|US5104070 *||Jun 1, 1989||Apr 14, 1992||Space Industries, Inc.||Structural latch for vehicle coupling mechanisms|
|Citing Patent||Filing date||Publication date||Applicant||Title|
|US7543779||Jan 19, 2007||Jun 9, 2009||The United States Of America As Represented By The Administrator Of The National Aeronautics And Space Administration||Low-impact mating system|
|WO2001044050A1 *||Dec 14, 2000||Jun 21, 2001||Kistler Aerospace Corporation||Logistics module system and method|
|Cooperative Classification||B64G1/64, B64G1/646|
|European Classification||B64G1/64, B64G1/64C|
|Jul 31, 1998||FPAY||Fee payment|
Year of fee payment: 4
|Jul 19, 2001||AS||Assignment|
Owner name: VERIDIAN SYSTEMS DIVISION, INC., VIRGINIA
Free format text: ASSIGNMENT OF ASSIGNORS INTEREST;ASSIGNOR:VERIDIAN ENGINEERING, INC.;REEL/FRAME:012280/0926
Effective date: 20010711
|Oct 18, 2001||AS||Assignment|
Owner name: VERIDIAN ENGINEERING, INC., VIRGINIA
Free format text: MERGER;ASSIGNOR:SPACE INDUSTRIES, INC.;REEL/FRAME:012280/0231
Effective date: 19981222
|Jun 20, 2002||AS||Assignment|
Owner name: WACHOVIA BANK, NATIONAL, NORTH CAROLINA
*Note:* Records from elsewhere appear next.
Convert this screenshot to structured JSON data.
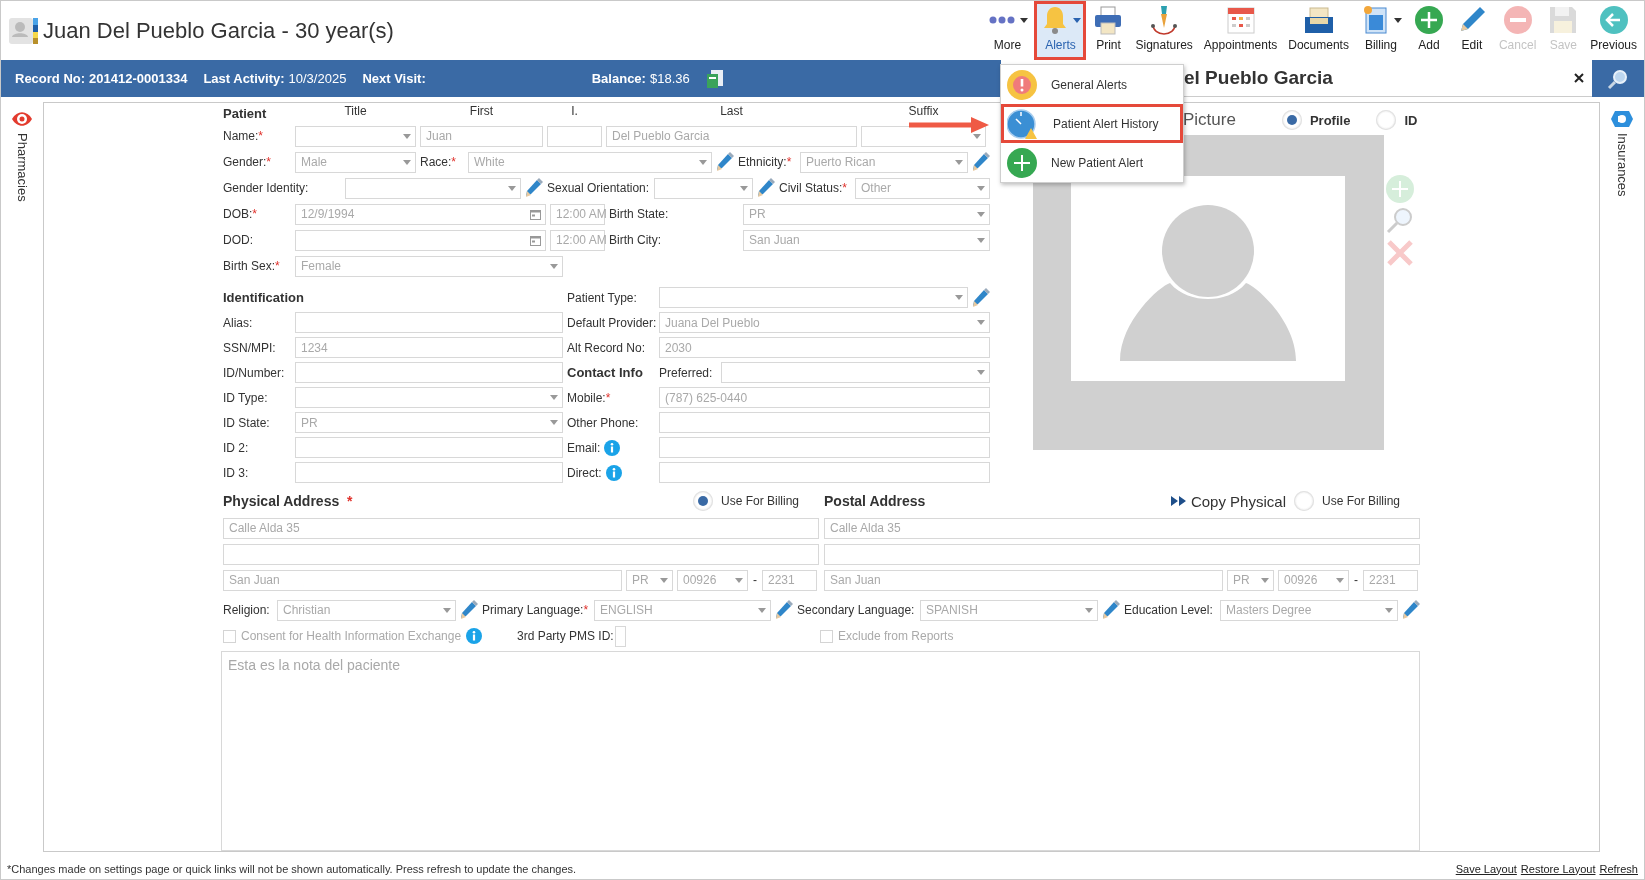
{
  "header": {
    "title": "Juan Del Pueblo Garcia - 30 year(s)"
  },
  "toolbar": [
    {
      "kind": "more",
      "label": "More",
      "has_menu": true,
      "highlighted": false,
      "disabled": false
    },
    {
      "kind": "alerts",
      "label": "Alerts",
      "has_menu": true,
      "highlighted": true,
      "disabled": false
    },
    {
      "kind": "print",
      "label": "Print",
      "has_menu": false,
      "highlighted": false,
      "disabled": false
    },
    {
      "kind": "signatures",
      "label": "Signatures",
      "has_menu": false,
      "highlighted": false,
      "disabled": false
    },
    {
      "kind": "appointments",
      "label": "Appointments",
      "has_menu": false,
      "highlighted": false,
      "disabled": false
    },
    {
      "kind": "documents",
      "label": "Documents",
      "has_menu": false,
      "highlighted": false,
      "disabled": false
    },
    {
      "kind": "billing",
      "label": "Billing",
      "has_menu": true,
      "highlighted": false,
      "disabled": false
    },
    {
      "kind": "add",
      "label": "Add",
      "has_menu": false,
      "highlighted": false,
      "disabled": false
    },
    {
      "kind": "edit",
      "label": "Edit",
      "has_menu": false,
      "highlighted": false,
      "disabled": false
    },
    {
      "kind": "cancel",
      "label": "Cancel",
      "has_menu": false,
      "highlighted": false,
      "disabled": true
    },
    {
      "kind": "save",
      "label": "Save",
      "has_menu": false,
      "highlighted": false,
      "disabled": true
    },
    {
      "kind": "previous",
      "label": "Previous",
      "has_menu": false,
      "highlighted": false,
      "disabled": false
    }
  ],
  "alerts_menu": [
    {
      "kind": "general",
      "label": "General Alerts",
      "highlighted": false
    },
    {
      "kind": "history",
      "label": "Patient Alert History",
      "highlighted": true
    },
    {
      "kind": "new",
      "label": "New Patient Alert",
      "highlighted": false
    }
  ],
  "info_bar": [
    {
      "label": "Record No:",
      "value": "201412-0001334",
      "value_bold": true
    },
    {
      "label": "Last Activity:",
      "value": "10/3/2025",
      "value_bold": false
    },
    {
      "label": "Next Visit:"
    },
    {
      "label": "Balance:",
      "value": "$18.36",
      "value_bold": false
    }
  ],
  "panel_header": {
    "title": "el Pueblo Garcia"
  },
  "left_tab": {
    "label": "Pharmacies"
  },
  "right_tab": {
    "label": "Insurances"
  },
  "patient": {
    "heading": "Patient",
    "column_headers": [
      "Title",
      "First",
      "I.",
      "Last",
      "Suffix"
    ],
    "rows": [
      {
        "fields": [
          {
            "label": "Name:",
            "mark": "*",
            "inputs": [
              {
                "kind": "select"
              },
              {
                "kind": "text",
                "value": "Juan"
              },
              {
                "kind": "text"
              },
              {
                "kind": "text",
                "value": "Del Pueblo Garcia"
              },
              {
                "kind": "select"
              }
            ]
          }
        ]
      },
      {
        "fields": [
          {
            "label": "Gender:",
            "mark": "*",
            "inputs": [
              {
                "kind": "select",
                "value": "Male"
              }
            ]
          },
          {
            "label": "Race:",
            "mark": "*",
            "inputs": [
              {
                "kind": "select",
                "value": "White",
                "edit": true
              }
            ]
          },
          {
            "label": "Ethnicity:",
            "mark": "*",
            "inputs": [
              {
                "kind": "select",
                "value": "Puerto Rican",
                "edit": true
              }
            ]
          }
        ]
      },
      {
        "fields": [
          {
            "label": "Gender Identity:",
            "inputs": [
              {
                "kind": "select",
                "edit": true
              }
            ]
          },
          {
            "label": "Sexual Orientation:",
            "inputs": [
              {
                "kind": "select",
                "edit": true
              }
            ]
          },
          {
            "label": "Civil Status:",
            "mark": "*",
            "inputs": [
              {
                "kind": "select",
                "value": "Other"
              }
            ]
          }
        ]
      },
      {
        "fields": [
          {
            "label": "DOB:",
            "mark": "*",
            "inputs": [
              {
                "kind": "date",
                "value": "12/9/1994"
              },
              {
                "kind": "time",
                "value": "12:00 AM"
              }
            ]
          },
          {
            "label": "Birth State:",
            "inputs": [
              {
                "kind": "select",
                "value": "PR"
              }
            ]
          }
        ]
      },
      {
        "fields": [
          {
            "label": "DOD:",
            "inputs": [
              {
                "kind": "date"
              },
              {
                "kind": "time",
                "value": "12:00 AM"
              }
            ]
          },
          {
            "label": "Birth City:",
            "inputs": [
              {
                "kind": "select",
                "value": "San Juan"
              }
            ]
          }
        ]
      },
      {
        "fields": [
          {
            "label": "Birth Sex:",
            "mark": "*",
            "inputs": [
              {
                "kind": "select",
                "value": "Female"
              }
            ]
          }
        ]
      }
    ]
  },
  "identification": {
    "rows": [
      {
        "fields": [
          {
            "heading": "Identification"
          },
          {
            "label": "Patient Type:",
            "inputs": [
              {
                "kind": "select",
                "edit": true
              }
            ]
          }
        ]
      },
      {
        "fields": [
          {
            "label": "Alias:",
            "inputs": [
              {
                "kind": "text"
              }
            ]
          },
          {
            "label": "Default Provider:",
            "inputs": [
              {
                "kind": "select",
                "value": "Juana Del Pueblo"
              }
            ]
          }
        ]
      },
      {
        "fields": [
          {
            "label": "SSN/MPI:",
            "inputs": [
              {
                "kind": "text",
                "value": "1234"
              }
            ]
          },
          {
            "label": "Alt Record No:",
            "inputs": [
              {
                "kind": "text",
                "value": "2030"
              }
            ]
          }
        ]
      },
      {
        "fields": [
          {
            "label": "ID/Number:",
            "inputs": [
              {
                "kind": "text"
              }
            ]
          },
          {
            "heading": "Contact Info"
          },
          {
            "label": "Preferred:",
            "inputs": [
              {
                "kind": "select"
              }
            ]
          }
        ]
      },
      {
        "fields": [
          {
            "label": "ID Type:",
            "inputs": [
              {
                "kind": "select"
              }
            ]
          },
          {
            "label": "Mobile:",
            "mark": "*",
            "inputs": [
              {
                "kind": "text",
                "value": "(787) 625-0440"
              }
            ]
          }
        ]
      },
      {
        "fields": [
          {
            "label": "ID State:",
            "inputs": [
              {
                "kind": "select",
                "value": "PR"
              }
            ]
          },
          {
            "label": "Other Phone:",
            "inputs": [
              {
                "kind": "text"
              }
            ]
          }
        ]
      },
      {
        "fields": [
          {
            "label": "ID 2:",
            "inputs": [
              {
                "kind": "text"
              }
            ]
          },
          {
            "label": "Email:",
            "info": true,
            "inputs": [
              {
                "kind": "text"
              }
            ]
          }
        ]
      },
      {
        "fields": [
          {
            "label": "ID 3:",
            "inputs": [
              {
                "kind": "text"
              }
            ]
          },
          {
            "label": "Direct:",
            "info": true,
            "inputs": [
              {
                "kind": "text"
              }
            ]
          }
        ]
      }
    ]
  },
  "picture": {
    "heading": "Picture",
    "options": [
      {
        "label": "Profile",
        "selected": true
      },
      {
        "label": "ID",
        "selected": false
      }
    ]
  },
  "addresses": [
    {
      "heading": "Physical Address",
      "mark": "*",
      "billing": {
        "label": "Use For Billing",
        "selected": true
      },
      "line1": "Calle Alda 35",
      "city": "San Juan",
      "state": "PR",
      "zip": "00926",
      "separator": "-",
      "zip_ext": "2231"
    },
    {
      "heading": "Postal Address",
      "copy_label": "Copy Physical",
      "billing": {
        "label": "Use For Billing",
        "selected": false
      },
      "line1": "Calle Alda 35",
      "city": "San Juan",
      "state": "PR",
      "zip": "00926",
      "separator": "-",
      "zip_ext": "2231"
    }
  ],
  "details": [
    {
      "label": "Religion:",
      "value": "Christian"
    },
    {
      "label": "Primary Language:",
      "mark": "*",
      "value": "ENGLISH"
    },
    {
      "label": "Secondary Language:",
      "value": "SPANISH"
    },
    {
      "label": "Education Level:",
      "value": "Masters Degree"
    }
  ],
  "consent": {
    "label": "Consent for Health Information Exchange",
    "checked": false,
    "disabled": true
  },
  "pms_id": {
    "label": "3rd Party PMS ID:"
  },
  "exclude": {
    "label": "Exclude from Reports",
    "checked": false,
    "disabled": true
  },
  "notes": {
    "value": "Esta es la nota del paciente"
  },
  "footer": {
    "note": "*Changes made on settings page or quick links will not be shown automatically. Press refresh to update the changes.",
    "links": [
      "Save Layout",
      "Restore Layout",
      "Refresh"
    ]
  }
}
Free format text: ASSIGNMENT OF SECURITY INTEREST;ASSIGNOR:VERIDIAN SYSTEMS DIVISION, INC.;REEL/FRAME:012991/0435
Effective date: 20020610
|Jun 21, 2002||FPAY||Fee payment|
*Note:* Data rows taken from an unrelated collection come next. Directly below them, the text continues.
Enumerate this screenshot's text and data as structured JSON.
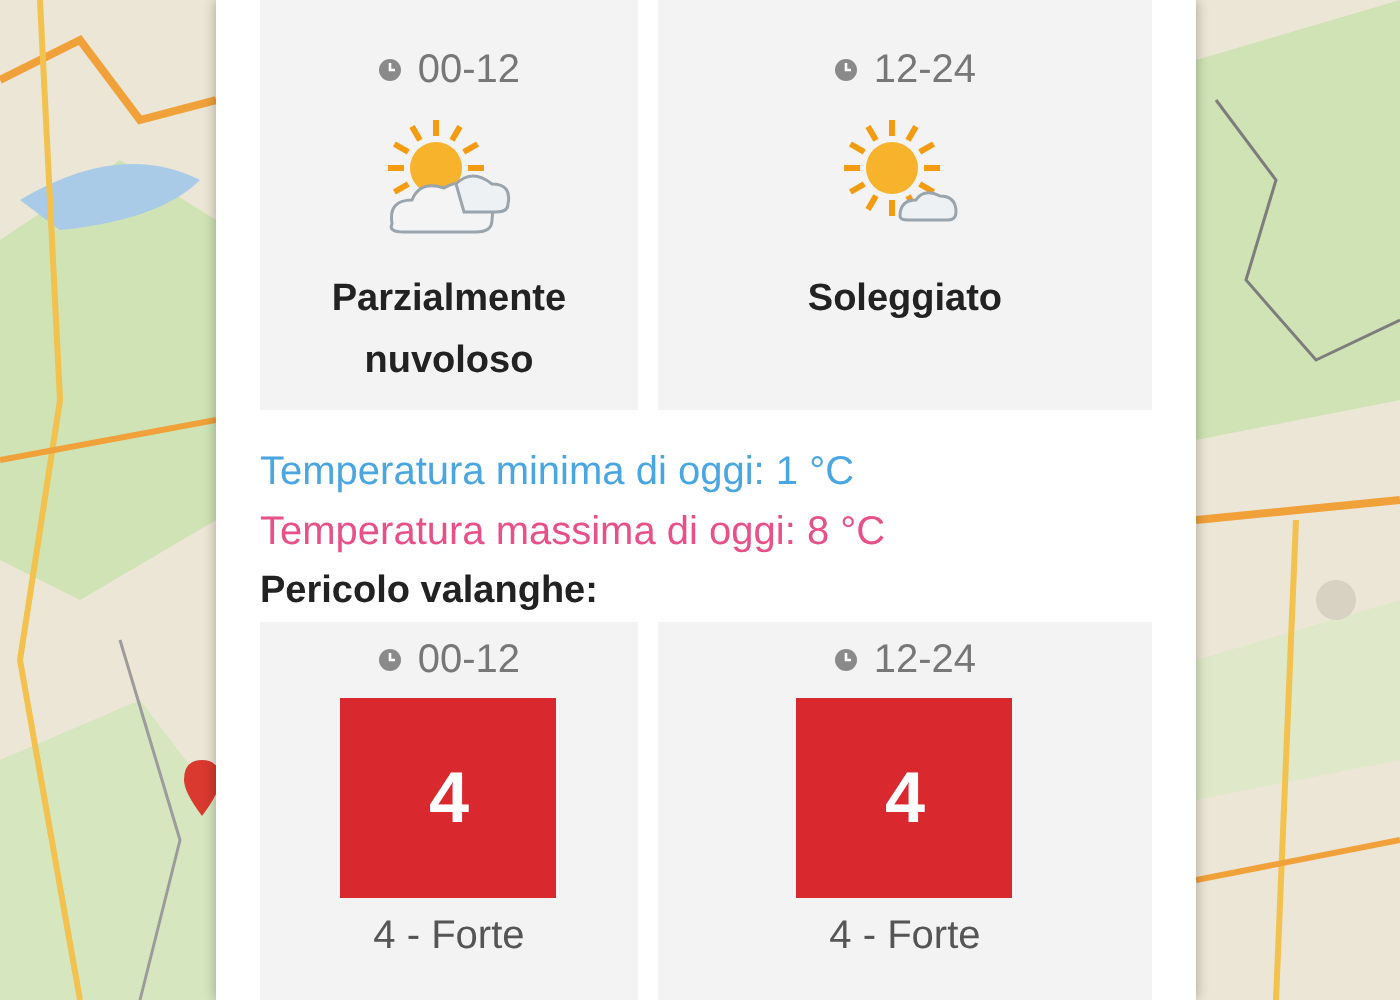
{
  "forecast": [
    {
      "period": "00-12",
      "kind": "partly_cloudy",
      "condition": "Parzialmente nuvoloso"
    },
    {
      "period": "12-24",
      "kind": "sunny",
      "condition": "Soleggiato"
    }
  ],
  "temperature_min": "Temperatura minima di oggi: 1 °C",
  "temperature_max": "Temperatura massima di oggi: 8 °C",
  "avalanche": {
    "title": "Pericolo valanghe:",
    "periods": [
      {
        "period": "00-12",
        "level_number": "4",
        "label": "4 - Forte",
        "color": "#d9282e"
      },
      {
        "period": "12-24",
        "level_number": "4",
        "label": "4 - Forte",
        "color": "#d9282e"
      }
    ]
  }
}
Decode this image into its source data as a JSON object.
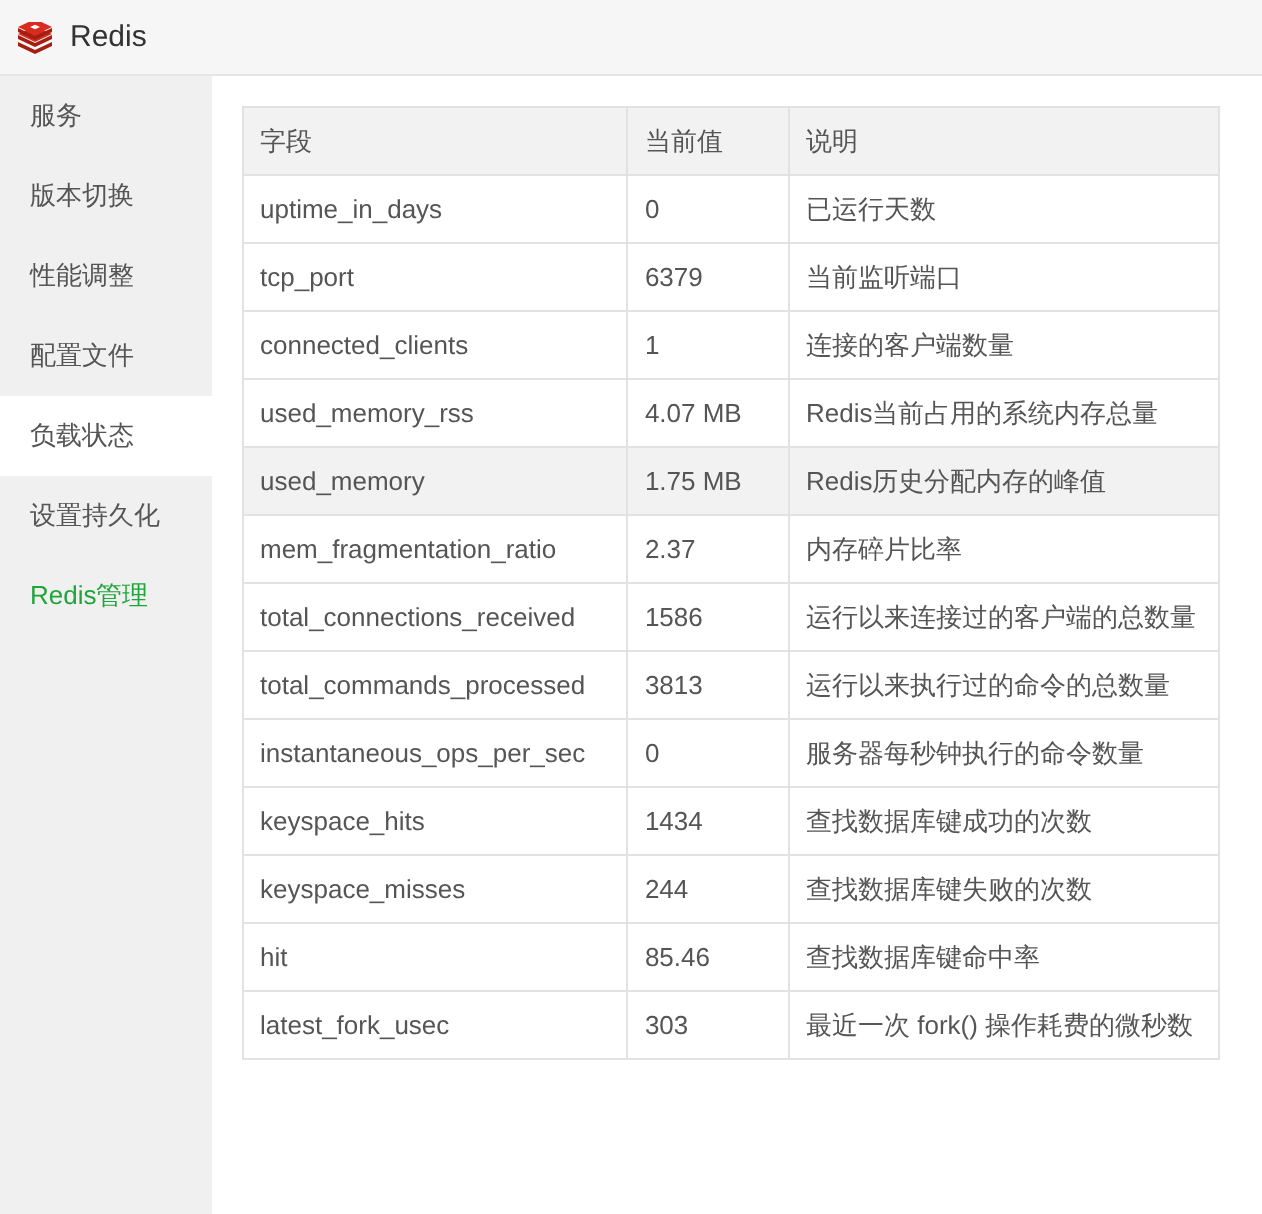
{
  "window": {
    "title": "Redis"
  },
  "sidebar": {
    "items": [
      {
        "label": "服务",
        "selected": false,
        "kind": "menu"
      },
      {
        "label": "版本切换",
        "selected": false,
        "kind": "menu"
      },
      {
        "label": "性能调整",
        "selected": false,
        "kind": "menu"
      },
      {
        "label": "配置文件",
        "selected": false,
        "kind": "menu"
      },
      {
        "label": "负载状态",
        "selected": true,
        "kind": "menu"
      },
      {
        "label": "设置持久化",
        "selected": false,
        "kind": "menu"
      },
      {
        "label": "Redis管理",
        "selected": false,
        "kind": "link"
      }
    ]
  },
  "table": {
    "columns": [
      "字段",
      "当前值",
      "说明"
    ],
    "rows": [
      {
        "cells": [
          "uptime_in_days",
          "0",
          "已运行天数"
        ],
        "highlighted": false
      },
      {
        "cells": [
          "tcp_port",
          "6379",
          "当前监听端口"
        ],
        "highlighted": false
      },
      {
        "cells": [
          "connected_clients",
          "1",
          "连接的客户端数量"
        ],
        "highlighted": false
      },
      {
        "cells": [
          "used_memory_rss",
          "4.07 MB",
          "Redis当前占用的系统内存总量"
        ],
        "highlighted": false
      },
      {
        "cells": [
          "used_memory",
          "1.75 MB",
          "Redis历史分配内存的峰值"
        ],
        "highlighted": true
      },
      {
        "cells": [
          "mem_fragmentation_ratio",
          "2.37",
          "内存碎片比率"
        ],
        "highlighted": false
      },
      {
        "cells": [
          "total_connections_received",
          "1586",
          "运行以来连接过的客户端的总数量"
        ],
        "highlighted": false
      },
      {
        "cells": [
          "total_commands_processed",
          "3813",
          "运行以来执行过的命令的总数量"
        ],
        "highlighted": false
      },
      {
        "cells": [
          "instantaneous_ops_per_sec",
          "0",
          "服务器每秒钟执行的命令数量"
        ],
        "highlighted": false
      },
      {
        "cells": [
          "keyspace_hits",
          "1434",
          "查找数据库键成功的次数"
        ],
        "highlighted": false
      },
      {
        "cells": [
          "keyspace_misses",
          "244",
          "查找数据库键失败的次数"
        ],
        "highlighted": false
      },
      {
        "cells": [
          "hit",
          "85.46",
          "查找数据库键命中率"
        ],
        "highlighted": false
      },
      {
        "cells": [
          "latest_fork_usec",
          "303",
          "最近一次 fork() 操作耗费的微秒数"
        ],
        "highlighted": false
      }
    ]
  }
}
Year of fee payment: 8
|Aug 21, 2003||AS||Assignment|
Owner name: VERIDIAN SYSTEMS DIVISION, INC., VIRGINIA
Free format text: SATISFACTION OF COLLATERAL AGREEMENT/TERMINATION OF SECURITY INTEREST;ASSIGNOR:WACHOVIA BANK, NATIONAL ASSOCIATION;REEL/FRAME:014420/0009
Effective date: 20030811
|Oct 4, 2006||REMI||Maintenance fee reminder mailed|
|Mar 21, 2007||LAPS||Lapse for failure to pay maintenance fees|
|May 15, 2007||FP||Expired due to failure to pay maintenance fee|
Effective date: 20070321